▶ [WORK REQUEST] The answer must consist of each line below that contains the string "JSON".

=======

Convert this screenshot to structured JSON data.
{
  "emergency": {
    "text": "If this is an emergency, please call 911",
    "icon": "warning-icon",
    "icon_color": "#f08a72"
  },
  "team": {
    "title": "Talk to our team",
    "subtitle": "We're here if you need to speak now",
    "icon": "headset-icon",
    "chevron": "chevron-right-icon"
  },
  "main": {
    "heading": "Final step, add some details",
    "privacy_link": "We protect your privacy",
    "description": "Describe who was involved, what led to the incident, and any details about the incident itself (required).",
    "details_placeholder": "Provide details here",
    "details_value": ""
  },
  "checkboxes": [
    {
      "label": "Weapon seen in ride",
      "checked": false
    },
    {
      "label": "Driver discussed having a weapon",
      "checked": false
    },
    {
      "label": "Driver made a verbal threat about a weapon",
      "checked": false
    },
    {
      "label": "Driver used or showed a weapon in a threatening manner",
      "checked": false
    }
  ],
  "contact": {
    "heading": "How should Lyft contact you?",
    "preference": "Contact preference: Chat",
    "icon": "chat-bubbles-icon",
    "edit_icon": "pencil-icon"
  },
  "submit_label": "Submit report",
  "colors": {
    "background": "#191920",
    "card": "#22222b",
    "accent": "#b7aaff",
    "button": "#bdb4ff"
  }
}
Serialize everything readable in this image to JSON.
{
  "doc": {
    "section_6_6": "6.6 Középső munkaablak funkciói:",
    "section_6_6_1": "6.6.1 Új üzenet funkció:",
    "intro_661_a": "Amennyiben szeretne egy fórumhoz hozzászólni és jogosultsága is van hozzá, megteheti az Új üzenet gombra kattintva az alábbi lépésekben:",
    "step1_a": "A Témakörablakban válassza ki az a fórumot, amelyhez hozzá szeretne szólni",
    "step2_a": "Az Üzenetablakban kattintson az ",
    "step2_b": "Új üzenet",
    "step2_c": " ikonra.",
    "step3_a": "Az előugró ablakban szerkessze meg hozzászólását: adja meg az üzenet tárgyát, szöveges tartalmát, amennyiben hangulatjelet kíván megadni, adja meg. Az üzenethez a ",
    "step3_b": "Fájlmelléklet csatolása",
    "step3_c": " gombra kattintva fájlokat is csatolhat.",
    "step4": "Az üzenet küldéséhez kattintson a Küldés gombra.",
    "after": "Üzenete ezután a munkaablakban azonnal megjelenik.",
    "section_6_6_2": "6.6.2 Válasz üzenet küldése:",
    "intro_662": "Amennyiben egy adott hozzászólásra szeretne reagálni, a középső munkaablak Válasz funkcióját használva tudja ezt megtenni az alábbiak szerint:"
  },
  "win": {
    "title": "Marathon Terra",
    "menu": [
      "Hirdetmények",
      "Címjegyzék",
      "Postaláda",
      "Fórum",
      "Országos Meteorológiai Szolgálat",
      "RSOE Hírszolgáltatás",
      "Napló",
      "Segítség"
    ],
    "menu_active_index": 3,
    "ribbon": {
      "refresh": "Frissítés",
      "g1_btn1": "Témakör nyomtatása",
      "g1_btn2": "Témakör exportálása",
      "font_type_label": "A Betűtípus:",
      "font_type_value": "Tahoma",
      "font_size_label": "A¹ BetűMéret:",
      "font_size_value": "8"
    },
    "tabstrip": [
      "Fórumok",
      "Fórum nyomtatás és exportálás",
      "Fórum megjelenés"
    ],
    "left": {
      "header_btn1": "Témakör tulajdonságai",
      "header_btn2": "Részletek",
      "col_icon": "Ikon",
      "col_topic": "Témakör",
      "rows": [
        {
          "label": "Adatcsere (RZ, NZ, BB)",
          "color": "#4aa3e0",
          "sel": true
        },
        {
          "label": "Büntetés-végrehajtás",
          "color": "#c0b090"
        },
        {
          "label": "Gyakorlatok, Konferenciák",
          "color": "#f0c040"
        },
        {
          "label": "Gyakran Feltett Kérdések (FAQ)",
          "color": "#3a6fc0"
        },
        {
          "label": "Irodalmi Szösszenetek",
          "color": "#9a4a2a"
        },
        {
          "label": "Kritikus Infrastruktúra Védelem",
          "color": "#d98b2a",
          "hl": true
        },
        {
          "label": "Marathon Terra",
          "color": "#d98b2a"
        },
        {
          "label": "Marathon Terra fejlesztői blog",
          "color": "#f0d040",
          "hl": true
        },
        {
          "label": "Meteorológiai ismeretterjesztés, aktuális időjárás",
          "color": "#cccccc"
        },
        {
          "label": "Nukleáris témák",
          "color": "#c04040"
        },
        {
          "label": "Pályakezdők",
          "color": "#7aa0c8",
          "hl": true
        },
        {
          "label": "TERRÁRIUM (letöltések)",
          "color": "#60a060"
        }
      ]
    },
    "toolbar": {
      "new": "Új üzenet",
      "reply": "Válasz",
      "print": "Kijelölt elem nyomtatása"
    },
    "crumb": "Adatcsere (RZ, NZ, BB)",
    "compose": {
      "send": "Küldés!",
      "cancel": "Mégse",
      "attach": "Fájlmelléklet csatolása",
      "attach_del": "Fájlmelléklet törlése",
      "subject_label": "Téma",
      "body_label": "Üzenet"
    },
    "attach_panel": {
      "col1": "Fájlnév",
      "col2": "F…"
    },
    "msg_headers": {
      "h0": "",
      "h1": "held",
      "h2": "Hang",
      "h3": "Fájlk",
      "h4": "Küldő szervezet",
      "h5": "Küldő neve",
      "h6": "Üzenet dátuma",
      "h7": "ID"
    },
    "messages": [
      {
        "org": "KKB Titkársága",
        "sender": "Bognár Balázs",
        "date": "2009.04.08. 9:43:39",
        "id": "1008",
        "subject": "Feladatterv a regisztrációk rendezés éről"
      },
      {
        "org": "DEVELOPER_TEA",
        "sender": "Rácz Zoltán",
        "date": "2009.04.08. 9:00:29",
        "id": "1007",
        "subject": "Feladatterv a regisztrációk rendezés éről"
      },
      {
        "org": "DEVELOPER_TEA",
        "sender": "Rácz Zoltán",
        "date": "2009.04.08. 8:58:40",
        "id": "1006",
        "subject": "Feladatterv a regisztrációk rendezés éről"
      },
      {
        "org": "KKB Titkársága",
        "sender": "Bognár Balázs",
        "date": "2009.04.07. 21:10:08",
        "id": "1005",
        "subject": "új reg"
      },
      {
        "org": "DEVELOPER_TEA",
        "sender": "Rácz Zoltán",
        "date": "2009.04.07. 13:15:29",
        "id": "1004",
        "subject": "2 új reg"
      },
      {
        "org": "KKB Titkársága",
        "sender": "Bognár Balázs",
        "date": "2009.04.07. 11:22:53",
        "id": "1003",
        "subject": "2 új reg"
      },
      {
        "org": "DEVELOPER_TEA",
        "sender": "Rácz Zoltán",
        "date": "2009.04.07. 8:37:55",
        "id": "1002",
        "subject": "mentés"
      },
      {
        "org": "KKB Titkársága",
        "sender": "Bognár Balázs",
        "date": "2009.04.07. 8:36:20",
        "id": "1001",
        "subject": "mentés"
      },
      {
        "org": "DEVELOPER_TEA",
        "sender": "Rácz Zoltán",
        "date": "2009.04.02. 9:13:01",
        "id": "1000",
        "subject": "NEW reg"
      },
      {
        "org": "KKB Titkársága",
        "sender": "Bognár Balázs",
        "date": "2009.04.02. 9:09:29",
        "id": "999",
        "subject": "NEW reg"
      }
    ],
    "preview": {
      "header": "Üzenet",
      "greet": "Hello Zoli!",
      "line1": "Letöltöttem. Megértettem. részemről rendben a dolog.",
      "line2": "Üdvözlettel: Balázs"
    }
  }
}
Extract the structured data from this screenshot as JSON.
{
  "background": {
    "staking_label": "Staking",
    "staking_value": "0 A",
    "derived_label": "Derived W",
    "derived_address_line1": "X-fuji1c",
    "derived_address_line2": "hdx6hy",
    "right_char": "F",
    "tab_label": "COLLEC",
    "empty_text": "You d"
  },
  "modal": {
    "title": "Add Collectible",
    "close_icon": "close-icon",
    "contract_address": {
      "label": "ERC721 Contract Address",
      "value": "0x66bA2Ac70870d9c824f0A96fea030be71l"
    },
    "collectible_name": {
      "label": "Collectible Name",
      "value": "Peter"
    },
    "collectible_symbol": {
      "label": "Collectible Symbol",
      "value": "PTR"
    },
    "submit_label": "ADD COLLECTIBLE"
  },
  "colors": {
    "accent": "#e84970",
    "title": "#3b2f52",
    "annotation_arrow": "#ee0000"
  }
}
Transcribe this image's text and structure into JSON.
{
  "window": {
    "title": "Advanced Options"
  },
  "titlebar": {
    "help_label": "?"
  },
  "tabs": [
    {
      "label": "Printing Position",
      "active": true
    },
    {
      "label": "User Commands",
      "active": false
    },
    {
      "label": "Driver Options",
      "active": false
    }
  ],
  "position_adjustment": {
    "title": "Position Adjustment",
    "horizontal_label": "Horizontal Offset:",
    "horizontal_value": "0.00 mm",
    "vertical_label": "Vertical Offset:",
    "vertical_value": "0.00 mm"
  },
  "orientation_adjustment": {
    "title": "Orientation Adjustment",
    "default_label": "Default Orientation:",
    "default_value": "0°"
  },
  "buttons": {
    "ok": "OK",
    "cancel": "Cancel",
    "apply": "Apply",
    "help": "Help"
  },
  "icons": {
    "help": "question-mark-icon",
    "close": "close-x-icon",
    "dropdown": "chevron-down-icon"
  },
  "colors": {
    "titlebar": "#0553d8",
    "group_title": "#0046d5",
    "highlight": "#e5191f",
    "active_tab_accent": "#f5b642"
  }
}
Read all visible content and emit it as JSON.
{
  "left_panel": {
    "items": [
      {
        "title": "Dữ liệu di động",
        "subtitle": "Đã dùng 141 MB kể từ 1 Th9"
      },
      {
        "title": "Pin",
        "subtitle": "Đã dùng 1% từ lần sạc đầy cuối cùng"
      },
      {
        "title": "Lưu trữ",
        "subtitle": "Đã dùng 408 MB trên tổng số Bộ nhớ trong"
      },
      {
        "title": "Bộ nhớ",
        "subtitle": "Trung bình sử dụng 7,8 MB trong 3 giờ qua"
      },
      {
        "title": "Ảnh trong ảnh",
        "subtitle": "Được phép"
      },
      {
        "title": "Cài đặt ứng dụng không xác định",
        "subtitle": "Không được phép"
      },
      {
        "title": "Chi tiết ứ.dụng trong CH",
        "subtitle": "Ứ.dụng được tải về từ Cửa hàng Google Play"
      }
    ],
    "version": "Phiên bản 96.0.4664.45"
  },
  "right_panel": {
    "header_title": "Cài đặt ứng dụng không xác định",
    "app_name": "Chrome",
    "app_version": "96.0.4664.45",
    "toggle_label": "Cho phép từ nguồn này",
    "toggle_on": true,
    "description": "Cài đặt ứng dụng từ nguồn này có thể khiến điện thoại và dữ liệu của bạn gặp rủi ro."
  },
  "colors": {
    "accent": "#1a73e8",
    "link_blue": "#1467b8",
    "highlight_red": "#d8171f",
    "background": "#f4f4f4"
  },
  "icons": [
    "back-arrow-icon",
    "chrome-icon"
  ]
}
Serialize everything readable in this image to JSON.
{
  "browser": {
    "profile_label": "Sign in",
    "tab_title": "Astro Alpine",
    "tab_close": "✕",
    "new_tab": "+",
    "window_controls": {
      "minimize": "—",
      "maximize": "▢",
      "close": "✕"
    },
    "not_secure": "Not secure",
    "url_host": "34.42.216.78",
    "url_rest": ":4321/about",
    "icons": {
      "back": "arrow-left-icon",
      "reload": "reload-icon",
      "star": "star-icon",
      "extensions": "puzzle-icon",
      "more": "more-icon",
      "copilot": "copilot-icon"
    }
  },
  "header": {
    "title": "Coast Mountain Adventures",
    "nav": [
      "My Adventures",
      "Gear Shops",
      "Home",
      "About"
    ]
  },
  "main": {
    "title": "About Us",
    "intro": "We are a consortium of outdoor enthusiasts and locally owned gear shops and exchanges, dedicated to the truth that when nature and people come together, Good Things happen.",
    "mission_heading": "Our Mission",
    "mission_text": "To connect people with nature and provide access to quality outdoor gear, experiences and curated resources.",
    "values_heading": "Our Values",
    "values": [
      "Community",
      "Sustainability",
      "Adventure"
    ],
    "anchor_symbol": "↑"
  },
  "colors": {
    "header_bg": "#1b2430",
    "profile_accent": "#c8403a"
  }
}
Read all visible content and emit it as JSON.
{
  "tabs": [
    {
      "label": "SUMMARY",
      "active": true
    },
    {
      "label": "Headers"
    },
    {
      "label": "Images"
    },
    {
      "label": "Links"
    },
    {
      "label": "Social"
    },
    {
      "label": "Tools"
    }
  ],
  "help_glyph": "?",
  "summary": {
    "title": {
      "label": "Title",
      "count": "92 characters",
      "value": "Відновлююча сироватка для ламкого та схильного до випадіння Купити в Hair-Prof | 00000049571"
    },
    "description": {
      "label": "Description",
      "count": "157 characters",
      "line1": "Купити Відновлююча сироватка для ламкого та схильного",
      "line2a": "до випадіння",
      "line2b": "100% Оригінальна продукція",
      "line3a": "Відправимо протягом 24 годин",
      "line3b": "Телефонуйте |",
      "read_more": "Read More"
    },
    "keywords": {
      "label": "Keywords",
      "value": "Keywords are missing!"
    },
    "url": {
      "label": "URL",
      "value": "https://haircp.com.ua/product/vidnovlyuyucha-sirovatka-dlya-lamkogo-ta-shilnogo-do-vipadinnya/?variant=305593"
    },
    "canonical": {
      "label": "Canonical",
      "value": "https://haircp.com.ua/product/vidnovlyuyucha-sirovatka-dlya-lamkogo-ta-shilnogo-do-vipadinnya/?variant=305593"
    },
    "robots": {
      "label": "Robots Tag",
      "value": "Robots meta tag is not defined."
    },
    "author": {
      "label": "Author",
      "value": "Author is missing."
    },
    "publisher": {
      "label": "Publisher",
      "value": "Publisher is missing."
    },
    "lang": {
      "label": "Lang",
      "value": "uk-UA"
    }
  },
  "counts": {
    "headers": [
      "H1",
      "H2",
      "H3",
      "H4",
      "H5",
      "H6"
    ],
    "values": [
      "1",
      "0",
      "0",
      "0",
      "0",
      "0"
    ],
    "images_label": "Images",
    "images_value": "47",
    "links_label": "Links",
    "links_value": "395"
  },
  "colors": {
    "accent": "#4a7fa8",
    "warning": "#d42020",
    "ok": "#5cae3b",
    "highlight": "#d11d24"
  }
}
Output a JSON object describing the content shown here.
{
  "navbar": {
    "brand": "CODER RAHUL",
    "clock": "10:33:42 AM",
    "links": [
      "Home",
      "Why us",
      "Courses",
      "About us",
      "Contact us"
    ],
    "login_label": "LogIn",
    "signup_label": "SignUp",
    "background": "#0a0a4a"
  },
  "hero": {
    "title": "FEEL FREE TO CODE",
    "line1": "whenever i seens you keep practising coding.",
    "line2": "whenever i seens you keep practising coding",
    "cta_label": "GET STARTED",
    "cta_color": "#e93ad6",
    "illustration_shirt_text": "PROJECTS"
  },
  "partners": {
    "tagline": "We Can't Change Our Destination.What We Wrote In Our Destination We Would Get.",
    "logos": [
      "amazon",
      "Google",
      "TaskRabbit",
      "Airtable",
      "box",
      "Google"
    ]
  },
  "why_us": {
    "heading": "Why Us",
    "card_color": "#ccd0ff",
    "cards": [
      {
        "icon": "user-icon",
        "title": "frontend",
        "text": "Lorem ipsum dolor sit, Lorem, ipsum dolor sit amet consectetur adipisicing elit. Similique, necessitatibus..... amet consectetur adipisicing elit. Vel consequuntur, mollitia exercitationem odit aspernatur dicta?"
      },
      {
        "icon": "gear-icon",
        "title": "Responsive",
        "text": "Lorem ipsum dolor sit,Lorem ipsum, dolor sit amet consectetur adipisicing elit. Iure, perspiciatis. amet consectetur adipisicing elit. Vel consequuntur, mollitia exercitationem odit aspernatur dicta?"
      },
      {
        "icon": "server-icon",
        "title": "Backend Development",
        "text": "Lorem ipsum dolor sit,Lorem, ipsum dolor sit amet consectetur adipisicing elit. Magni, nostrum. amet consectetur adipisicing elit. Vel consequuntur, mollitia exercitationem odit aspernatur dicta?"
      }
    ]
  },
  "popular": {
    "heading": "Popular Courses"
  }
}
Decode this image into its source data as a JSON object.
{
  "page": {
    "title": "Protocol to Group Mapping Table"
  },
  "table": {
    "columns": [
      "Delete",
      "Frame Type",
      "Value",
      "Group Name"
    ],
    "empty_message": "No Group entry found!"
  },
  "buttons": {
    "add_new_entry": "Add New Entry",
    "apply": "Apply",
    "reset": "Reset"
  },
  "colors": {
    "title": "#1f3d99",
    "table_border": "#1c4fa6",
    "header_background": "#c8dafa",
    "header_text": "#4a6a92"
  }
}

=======

▶ [SOLUTION TO THIS TASK]
Convert this screenshot to structured JSON data.
Serialize everything readable in this image to JSON.
Extract the structured data from this screenshot as JSON.
Transcribe this image's text and structure into JSON.
Read all visible content and emit it as JSON.
Serialize everything readable in this image to JSON.
Read all visible content and emit it as JSON.
Output a JSON object describing the content shown here.
Decode this image into its source data as a JSON object.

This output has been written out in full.